NCSPP Corner

by Eric Essman, MA


All therapists have a vision of the "good" patient or therapy - cooperative, mutually beneficial, and productive. Most of us have also had experiences with the "difficult" patient or therapy, which can feel adversarial, non-mutual and unproductive. Historically, difficulty in therapy relationships has been seen as the "fault" of the patient, who is conceptualized as resistant to change. As the field has come to encompass the co-constructed crucible of both therapist and patient subjectivities, more has been written about the contribution of the therapist's inadequacies and vulnerabilities to impasse in psychotherapy.

These courses will explore the intersection of patient and therapist when the therapy relationship stalls, implodes, or explodes. How do we understand relational "k(nots)" (Pizer, 2003)?

Senior clinicians approach this topic from multiple theoretical perspectives.  Join a group of seasoned colleagues in an intensive study of this topic through reading, didactic discussion, and case presentations.

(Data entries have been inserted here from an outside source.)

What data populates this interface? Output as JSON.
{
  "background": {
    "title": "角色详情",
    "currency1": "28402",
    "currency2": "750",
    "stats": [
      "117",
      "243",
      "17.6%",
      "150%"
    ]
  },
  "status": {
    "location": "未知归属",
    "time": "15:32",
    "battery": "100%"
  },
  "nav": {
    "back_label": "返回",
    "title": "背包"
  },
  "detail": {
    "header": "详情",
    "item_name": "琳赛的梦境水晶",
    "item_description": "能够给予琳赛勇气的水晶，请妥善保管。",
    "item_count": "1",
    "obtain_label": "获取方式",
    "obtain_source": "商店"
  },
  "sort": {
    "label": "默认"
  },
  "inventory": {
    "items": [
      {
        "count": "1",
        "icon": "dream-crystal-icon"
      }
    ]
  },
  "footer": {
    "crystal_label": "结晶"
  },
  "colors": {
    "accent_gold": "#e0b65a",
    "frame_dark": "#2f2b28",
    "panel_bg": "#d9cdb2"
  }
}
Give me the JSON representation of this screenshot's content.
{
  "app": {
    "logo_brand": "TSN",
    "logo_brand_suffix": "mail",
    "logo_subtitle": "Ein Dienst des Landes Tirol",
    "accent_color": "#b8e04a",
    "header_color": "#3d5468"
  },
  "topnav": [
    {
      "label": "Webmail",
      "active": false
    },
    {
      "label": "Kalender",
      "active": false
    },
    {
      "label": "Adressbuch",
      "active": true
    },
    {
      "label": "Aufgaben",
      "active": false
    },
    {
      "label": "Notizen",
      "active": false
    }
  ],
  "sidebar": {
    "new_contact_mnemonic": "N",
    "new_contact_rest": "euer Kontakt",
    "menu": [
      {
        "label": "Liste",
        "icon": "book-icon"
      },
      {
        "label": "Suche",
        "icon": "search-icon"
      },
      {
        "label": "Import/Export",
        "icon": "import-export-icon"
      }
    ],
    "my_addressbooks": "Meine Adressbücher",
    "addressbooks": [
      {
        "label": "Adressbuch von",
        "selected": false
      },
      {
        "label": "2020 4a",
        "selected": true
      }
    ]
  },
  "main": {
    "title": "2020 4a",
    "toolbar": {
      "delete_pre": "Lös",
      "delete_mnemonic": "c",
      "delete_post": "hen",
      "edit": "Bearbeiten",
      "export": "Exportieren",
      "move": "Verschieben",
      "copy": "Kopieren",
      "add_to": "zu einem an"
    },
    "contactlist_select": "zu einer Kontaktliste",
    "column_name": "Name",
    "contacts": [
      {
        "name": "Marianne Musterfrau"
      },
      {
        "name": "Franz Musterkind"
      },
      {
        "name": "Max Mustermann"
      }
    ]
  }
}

More information/registration East Bay ISG:

More information/registration San Francisco ISG: